### YOUR INSTRUCTIONS
Every entry below should be reproduced exactly; no picture is to be included.

### RECORD SET

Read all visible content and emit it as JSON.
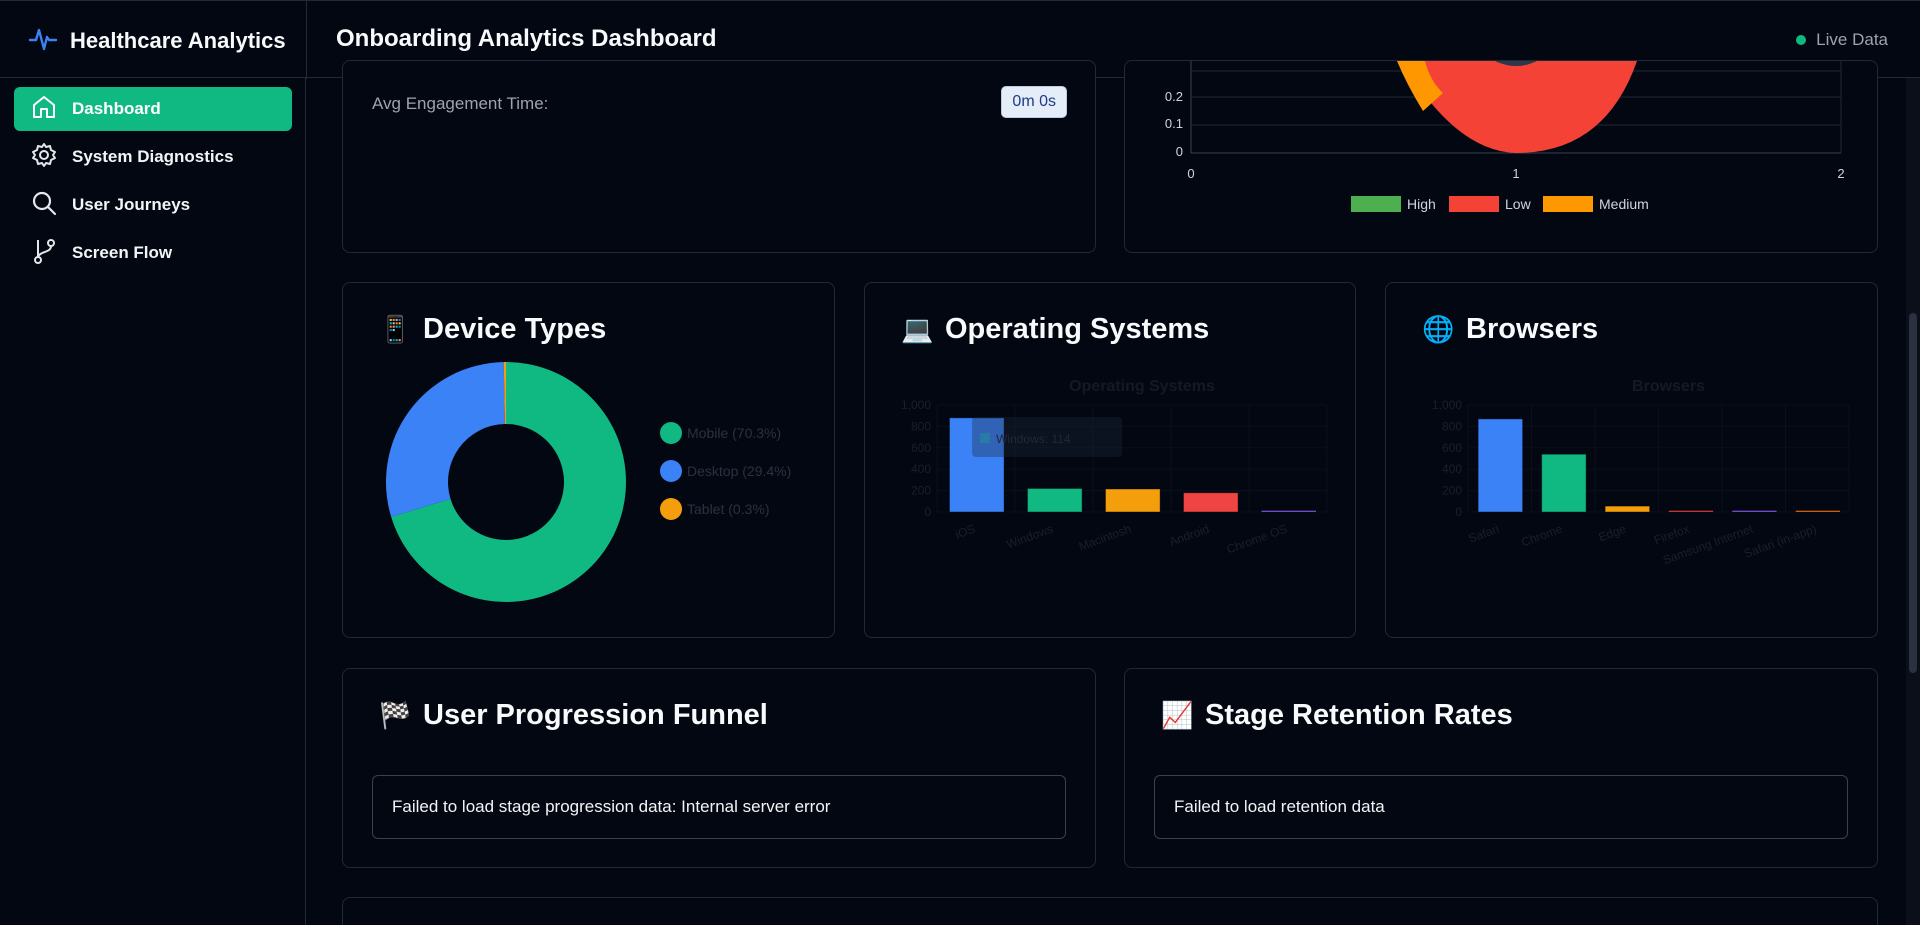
{
  "app": {
    "brand": "Healthcare Analytics",
    "page_title": "Onboarding Analytics Dashboard",
    "live_label": "Live Data"
  },
  "nav": [
    {
      "label": "Dashboard",
      "icon": "home-icon",
      "active": true
    },
    {
      "label": "System Diagnostics",
      "icon": "gear-icon",
      "active": false
    },
    {
      "label": "User Journeys",
      "icon": "search-icon",
      "active": false
    },
    {
      "label": "Screen Flow",
      "icon": "git-branch-icon",
      "active": false
    }
  ],
  "engagement": {
    "label": "Avg Engagement Time:",
    "value": "0m 0s"
  },
  "priority_chart": {
    "legend": [
      "High",
      "Low",
      "Medium"
    ],
    "colors": [
      "#4caf50",
      "#f44336",
      "#ff9800"
    ],
    "y_ticks": [
      "0.2",
      "0.1",
      "0"
    ],
    "x_ticks": [
      "0",
      "1",
      "2"
    ]
  },
  "device_types": {
    "title": "Device Types",
    "emoji": "📱",
    "legend": [
      "Mobile (70.3%)",
      "Desktop (29.4%)",
      "Tablet (0.3%)"
    ]
  },
  "operating_systems": {
    "title": "Operating Systems",
    "emoji": "💻",
    "chart_title": "Operating Systems",
    "tooltip": "Windows: 114"
  },
  "browsers": {
    "title": "Browsers",
    "emoji": "🌐",
    "chart_title": "Browsers"
  },
  "funnel": {
    "title": "User Progression Funnel",
    "emoji": "🏁",
    "error": "Failed to load stage progression data: Internal server error"
  },
  "retention": {
    "title": "Stage Retention Rates",
    "emoji": "📈",
    "error": "Failed to load retention data"
  },
  "chart_data": [
    {
      "type": "pie",
      "title": "Device Types",
      "categories": [
        "Mobile",
        "Desktop",
        "Tablet"
      ],
      "values": [
        70.3,
        29.4,
        0.3
      ],
      "colors": [
        "#10b981",
        "#3b82f6",
        "#f59e0b"
      ]
    },
    {
      "type": "bar",
      "title": "Operating Systems",
      "categories": [
        "iOS",
        "Windows",
        "Macintosh",
        "Android",
        "Chrome OS"
      ],
      "values": [
        880,
        220,
        215,
        180,
        10
      ],
      "colors": [
        "#3b82f6",
        "#10b981",
        "#f59e0b",
        "#ef4444",
        "#8b5cf6"
      ],
      "y_ticks": [
        "1,000",
        "800",
        "600",
        "400",
        "200",
        "0"
      ],
      "ylim": [
        0,
        1000
      ]
    },
    {
      "type": "bar",
      "title": "Browsers",
      "categories": [
        "Safari",
        "Chrome",
        "Edge",
        "Firefox",
        "Samsung Internet",
        "Safari (in-app)"
      ],
      "values": [
        870,
        540,
        55,
        8,
        5,
        4
      ],
      "colors": [
        "#3b82f6",
        "#10b981",
        "#f59e0b",
        "#ef4444",
        "#8b5cf6",
        "#f97316"
      ],
      "y_ticks": [
        "1,000",
        "800",
        "600",
        "400",
        "200",
        "0"
      ],
      "ylim": [
        0,
        1000
      ]
    }
  ]
}
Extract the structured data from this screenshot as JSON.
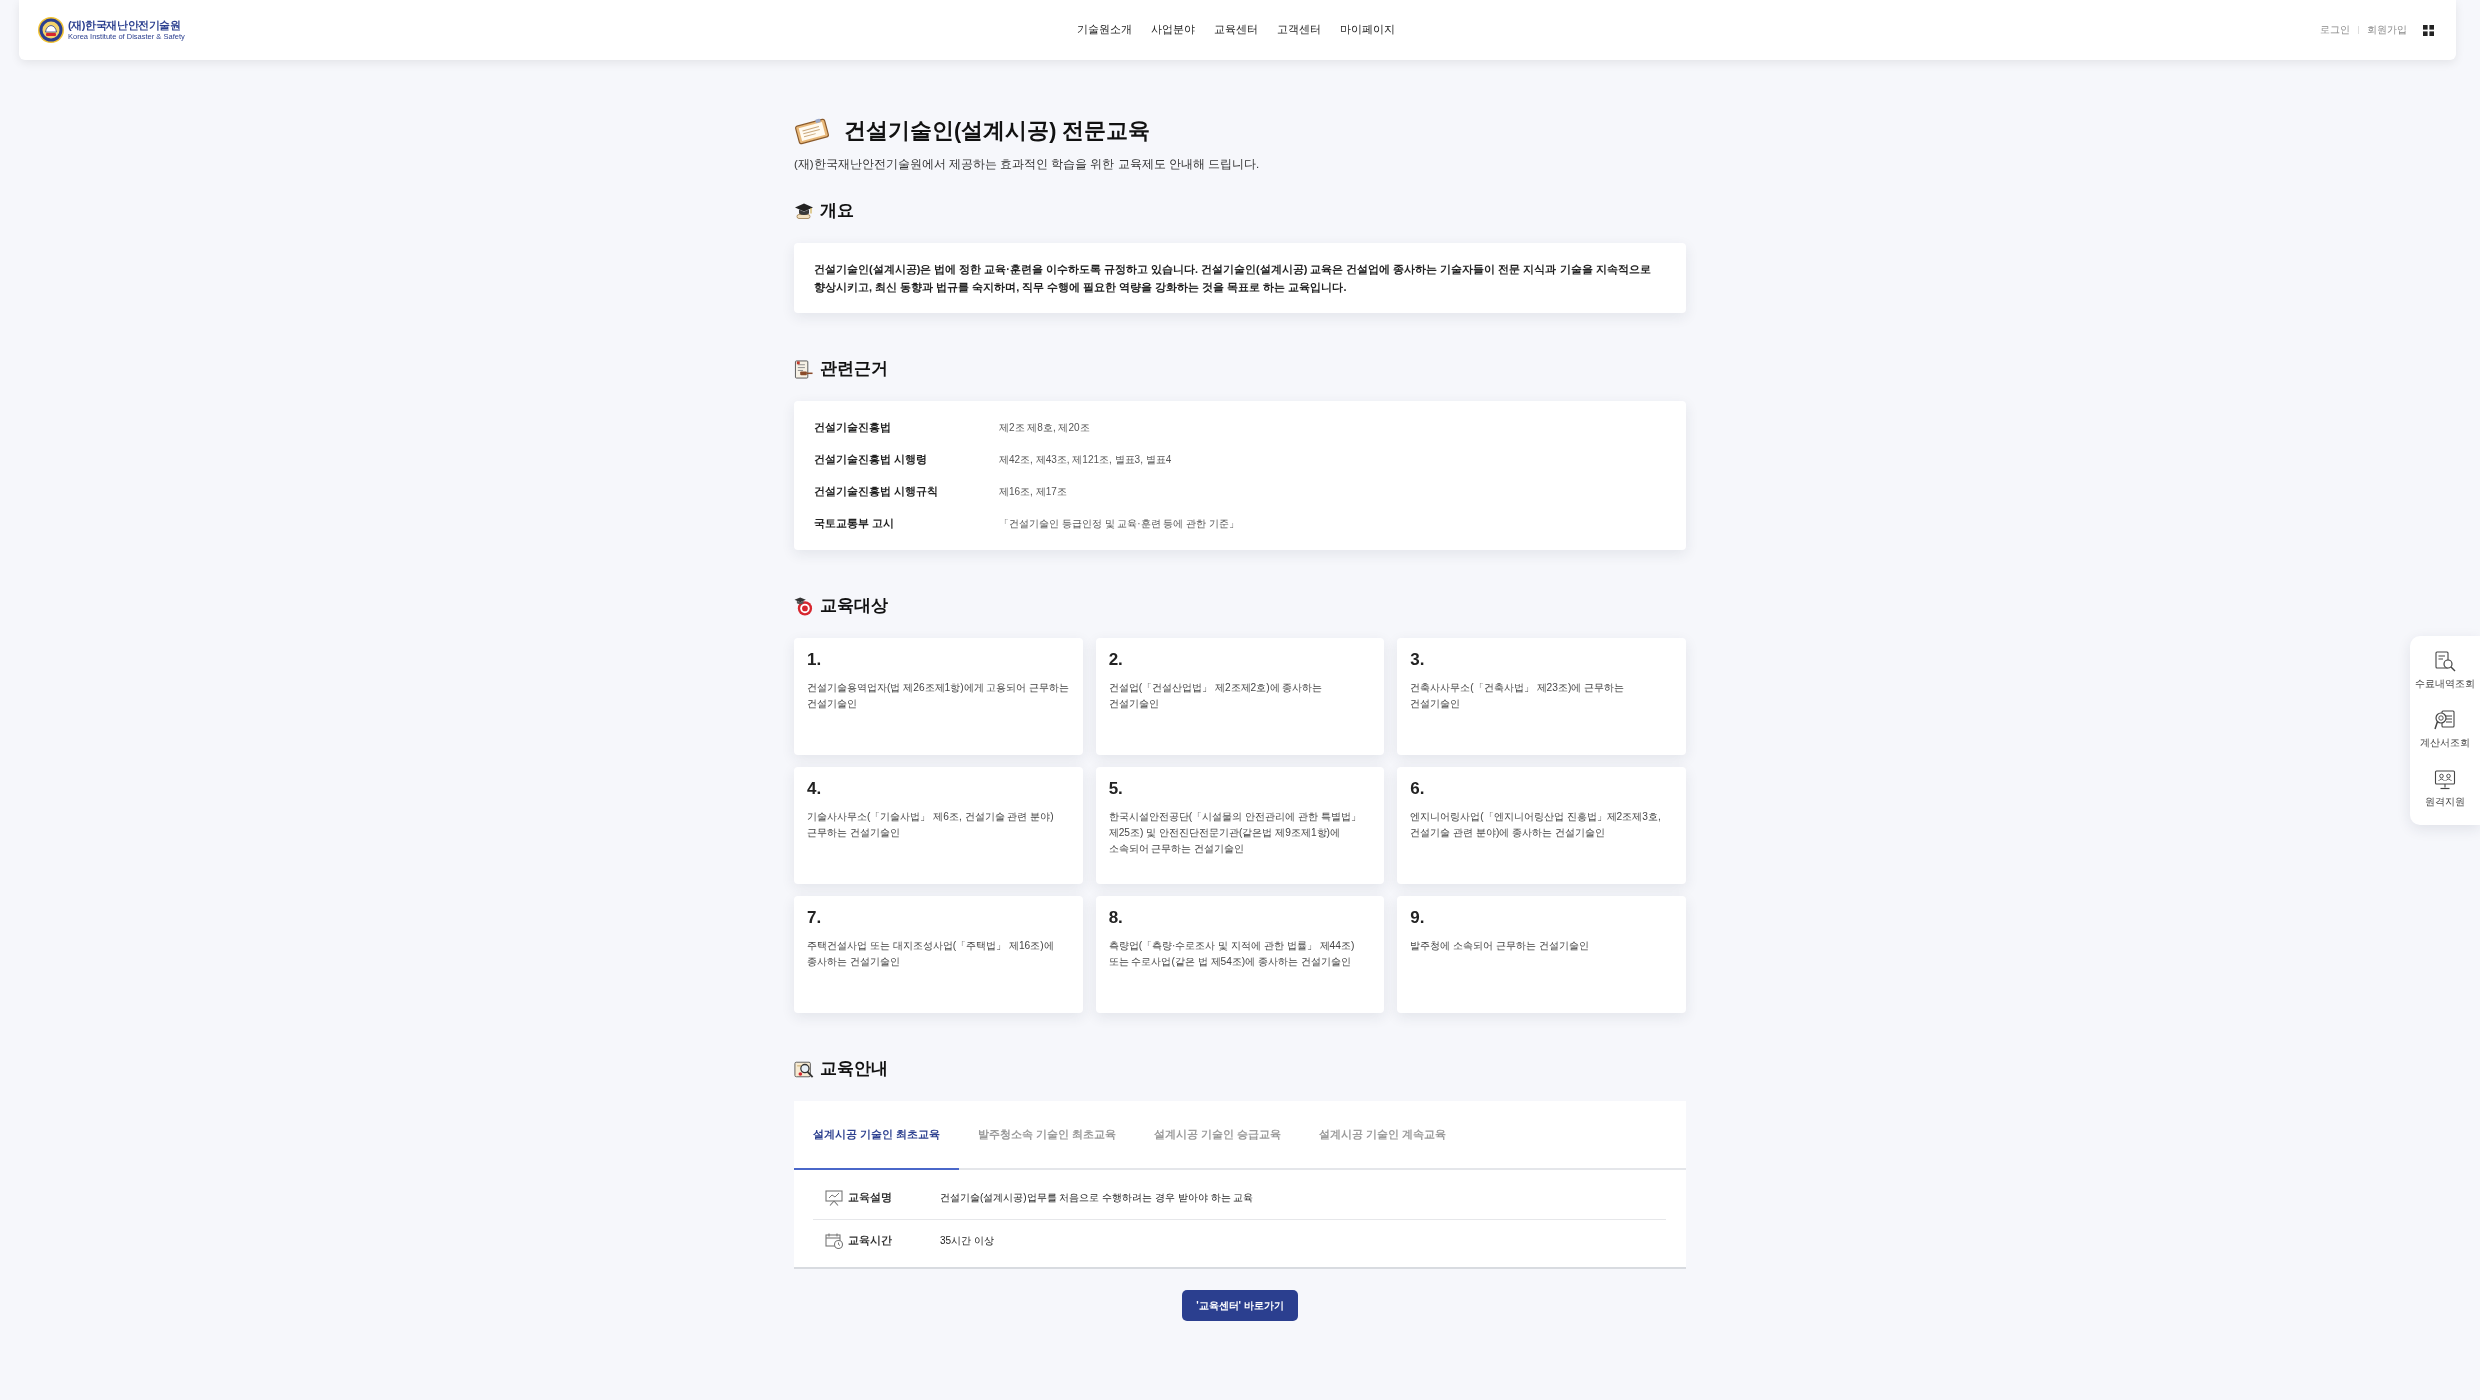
{
  "header": {
    "logo": {
      "name": "(재)한국재난안전기술원",
      "tagline": "Korea Institute of Disaster & Safety"
    },
    "nav": [
      "기술원소개",
      "사업분야",
      "교육센터",
      "고객센터",
      "마이페이지"
    ],
    "account_links": [
      "로그인",
      "회원가입"
    ]
  },
  "page": {
    "title": "건설기술인(설계시공) 전문교육",
    "subtitle": "(재)한국재난안전기술원에서 제공하는 효과적인 학습을 위한 교육제도 안내해 드립니다."
  },
  "overview": {
    "heading": "개요",
    "text": "건설기술인(설계시공)은 법에 정한 교육·훈련을 이수하도록 규정하고 있습니다. 건설기술인(설계시공) 교육은 건설업에 종사하는 기술자들이 전문 지식과 기술을 지속적으로 향상시키고, 최신 동향과 법규를 숙지하며, 직무 수행에 필요한 역량을 강화하는 것을 목표로 하는 교육입니다."
  },
  "legal_basis": {
    "heading": "관련근거",
    "rows": [
      {
        "law": "건설기술진흥법",
        "articles": "제2조 제8호, 제20조"
      },
      {
        "law": "건설기술진흥법 시행령",
        "articles": "제42조, 제43조, 제121조, 별표3, 별표4"
      },
      {
        "law": "건설기술진흥법 시행규칙",
        "articles": "제16조, 제17조"
      },
      {
        "law": "국토교통부 고시",
        "articles": "「건설기술인 등급인정 및 교육·훈련 등에 관한 기준」"
      }
    ]
  },
  "targets": {
    "heading": "교육대상",
    "items": [
      {
        "number": "1.",
        "text": "건설기술용역업자(법 제26조제1항)에게 고용되어 근무하는 건설기술인"
      },
      {
        "number": "2.",
        "text": "건설업(「건설산업법」 제2조제2호)에 종사하는 건설기술인"
      },
      {
        "number": "3.",
        "text": "건축사사무소(「건축사법」 제23조)에 근무하는 건설기술인"
      },
      {
        "number": "4.",
        "text": "기술사사무소(「기술사법」 제6조, 건설기술 관련 분야) 근무하는 건설기술인"
      },
      {
        "number": "5.",
        "text": "한국시설안전공단(「시설물의 안전관리에 관한 특별법」 제25조) 및 안전진단전문기관(같은법 제9조제1항)에 소속되어 근무하는 건설기술인"
      },
      {
        "number": "6.",
        "text": "엔지니어링사업(「엔지니어링산업 진흥법」제2조제3호, 건설기술 관련 분야)에 종사하는 건설기술인"
      },
      {
        "number": "7.",
        "text": "주택건설사업 또는 대지조성사업(「주택법」 제16조)에 종사하는 건설기술인"
      },
      {
        "number": "8.",
        "text": "측량업(「측량·수로조사 및 지적에 관한 법률」 제44조) 또는 수로사업(같은 법 제54조)에 종사하는 건설기술인"
      },
      {
        "number": "9.",
        "text": "발주청에 소속되어 근무하는 건설기술인"
      }
    ]
  },
  "guide": {
    "heading": "교육안내",
    "tabs": [
      {
        "label": "설계시공 기술인 최초교육",
        "selected": true
      },
      {
        "label": "발주청소속 기술인 최초교육",
        "selected": false
      },
      {
        "label": "설계시공 기술인 승급교육",
        "selected": false
      },
      {
        "label": "설계시공 기술인 계속교육",
        "selected": false
      }
    ],
    "rows": [
      {
        "label": "교육설명",
        "value": "건설기술(설계시공)업무를 처음으로 수행하려는 경우 받아야 하는 교육"
      },
      {
        "label": "교육시간",
        "value": "35시간 이상"
      }
    ],
    "button": "'교육센터' 바로가기"
  },
  "quick_menu": [
    "수료내역조회",
    "계산서조회",
    "원격지원"
  ]
}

### SOLUTION TO THE PROBLEM
Read all visible content and emit it as JSON.
{
  "app": {
    "brand": "Healthcare Analytics",
    "page_title": "Onboarding Analytics Dashboard",
    "live_label": "Live Data"
  },
  "nav": [
    {
      "label": "Dashboard",
      "icon": "home-icon",
      "active": true
    },
    {
      "label": "System Diagnostics",
      "icon": "gear-icon",
      "active": false
    },
    {
      "label": "User Journeys",
      "icon": "search-icon",
      "active": false
    },
    {
      "label": "Screen Flow",
      "icon": "git-branch-icon",
      "active": false
    }
  ],
  "engagement": {
    "label": "Avg Engagement Time:",
    "value": "0m 0s"
  },
  "priority_chart": {
    "legend": [
      "High",
      "Low",
      "Medium"
    ],
    "colors": [
      "#4caf50",
      "#f44336",
      "#ff9800"
    ],
    "y_ticks": [
      "0.2",
      "0.1",
      "0"
    ],
    "x_ticks": [
      "0",
      "1",
      "2"
    ]
  },
  "device_types": {
    "title": "Device Types",
    "emoji": "📱",
    "legend": [
      "Mobile (70.3%)",
      "Desktop (29.4%)",
      "Tablet (0.3%)"
    ]
  },
  "operating_systems": {
    "title": "Operating Systems",
    "emoji": "💻",
    "chart_title": "Operating Systems",
    "tooltip": "Windows: 114"
  },
  "browsers": {
    "title": "Browsers",
    "emoji": "🌐",
    "chart_title": "Browsers"
  },
  "funnel": {
    "title": "User Progression Funnel",
    "emoji": "🏁",
    "error": "Failed to load stage progression data: Internal server error"
  },
  "retention": {
    "title": "Stage Retention Rates",
    "emoji": "📈",
    "error": "Failed to load retention data"
  },
  "chart_data": [
    {
      "type": "pie",
      "title": "Device Types",
      "categories": [
        "Mobile",
        "Desktop",
        "Tablet"
      ],
      "values": [
        70.3,
        29.4,
        0.3
      ],
      "colors": [
        "#10b981",
        "#3b82f6",
        "#f59e0b"
      ]
    },
    {
      "type": "bar",
      "title": "Operating Systems",
      "categories": [
        "iOS",
        "Windows",
        "Macintosh",
        "Android",
        "Chrome OS"
      ],
      "values": [
        880,
        220,
        215,
        180,
        10
      ],
      "colors": [
        "#3b82f6",
        "#10b981",
        "#f59e0b",
        "#ef4444",
        "#8b5cf6"
      ],
      "y_ticks": [
        "1,000",
        "800",
        "600",
        "400",
        "200",
        "0"
      ],
      "ylim": [
        0,
        1000
      ]
    },
    {
      "type": "bar",
      "title": "Browsers",
      "categories": [
        "Safari",
        "Chrome",
        "Edge",
        "Firefox",
        "Samsung Internet",
        "Safari (in-app)"
      ],
      "values": [
        870,
        540,
        55,
        8,
        5,
        4
      ],
      "colors": [
        "#3b82f6",
        "#10b981",
        "#f59e0b",
        "#ef4444",
        "#8b5cf6",
        "#f97316"
      ],
      "y_ticks": [
        "1,000",
        "800",
        "600",
        "400",
        "200",
        "0"
      ],
      "ylim": [
        0,
        1000
      ]
    }
  ]
}
Extract the structured data from this screenshot as JSON.
{
  "header": {
    "logo": {
      "name": "(재)한국재난안전기술원",
      "tagline": "Korea Institute of Disaster & Safety"
    },
    "nav": [
      "기술원소개",
      "사업분야",
      "교육센터",
      "고객센터",
      "마이페이지"
    ],
    "account_links": [
      "로그인",
      "회원가입"
    ]
  },
  "page": {
    "title": "건설기술인(설계시공) 전문교육",
    "subtitle": "(재)한국재난안전기술원에서 제공하는 효과적인 학습을 위한 교육제도 안내해 드립니다."
  },
  "overview": {
    "heading": "개요",
    "text": "건설기술인(설계시공)은 법에 정한 교육·훈련을 이수하도록 규정하고 있습니다. 건설기술인(설계시공) 교육은 건설업에 종사하는 기술자들이 전문 지식과 기술을 지속적으로 향상시키고, 최신 동향과 법규를 숙지하며, 직무 수행에 필요한 역량을 강화하는 것을 목표로 하는 교육입니다."
  },
  "legal_basis": {
    "heading": "관련근거",
    "rows": [
      {
        "law": "건설기술진흥법",
        "articles": "제2조 제8호, 제20조"
      },
      {
        "law": "건설기술진흥법 시행령",
        "articles": "제42조, 제43조, 제121조, 별표3, 별표4"
      },
      {
        "law": "건설기술진흥법 시행규칙",
        "articles": "제16조, 제17조"
      },
      {
        "law": "국토교통부 고시",
        "articles": "「건설기술인 등급인정 및 교육·훈련 등에 관한 기준」"
      }
    ]
  },
  "targets": {
    "heading": "교육대상",
    "items": [
      {
        "number": "1.",
        "text": "건설기술용역업자(법 제26조제1항)에게 고용되어 근무하는 건설기술인"
      },
      {
        "number": "2.",
        "text": "건설업(「건설산업법」 제2조제2호)에 종사하는 건설기술인"
      },
      {
        "number": "3.",
        "text": "건축사사무소(「건축사법」 제23조)에 근무하는 건설기술인"
      },
      {
        "number": "4.",
        "text": "기술사사무소(「기술사법」 제6조, 건설기술 관련 분야) 근무하는 건설기술인"
      },
      {
        "number": "5.",
        "text": "한국시설안전공단(「시설물의 안전관리에 관한 특별법」 제25조) 및 안전진단전문기관(같은법 제9조제1항)에 소속되어 근무하는 건설기술인"
      },
      {
        "number": "6.",
        "text": "엔지니어링사업(「엔지니어링산업 진흥법」제2조제3호, 건설기술 관련 분야)에 종사하는 건설기술인"
      },
      {
        "number": "7.",
        "text": "주택건설사업 또는 대지조성사업(「주택법」 제16조)에 종사하는 건설기술인"
      },
      {
        "number": "8.",
        "text": "측량업(「측량·수로조사 및 지적에 관한 법률」 제44조) 또는 수로사업(같은 법 제54조)에 종사하는 건설기술인"
      },
      {
        "number": "9.",
        "text": "발주청에 소속되어 근무하는 건설기술인"
      }
    ]
  },
  "guide": {
    "heading": "교육안내",
    "tabs": [
      {
        "label": "설계시공 기술인 최초교육",
        "selected": true
      },
      {
        "label": "발주청소속 기술인 최초교육",
        "selected": false
      },
      {
        "label": "설계시공 기술인 승급교육",
        "selected": false
      },
      {
        "label": "설계시공 기술인 계속교육",
        "selected": false
      }
    ],
    "rows": [
      {
        "label": "교육설명",
        "value": "건설기술(설계시공)업무를 처음으로 수행하려는 경우 받아야 하는 교육"
      },
      {
        "label": "교육시간",
        "value": "35시간 이상"
      }
    ],
    "button": "'교육센터' 바로가기"
  },
  "quick_menu": [
    "수료내역조회",
    "계산서조회",
    "원격지원"
  ]
}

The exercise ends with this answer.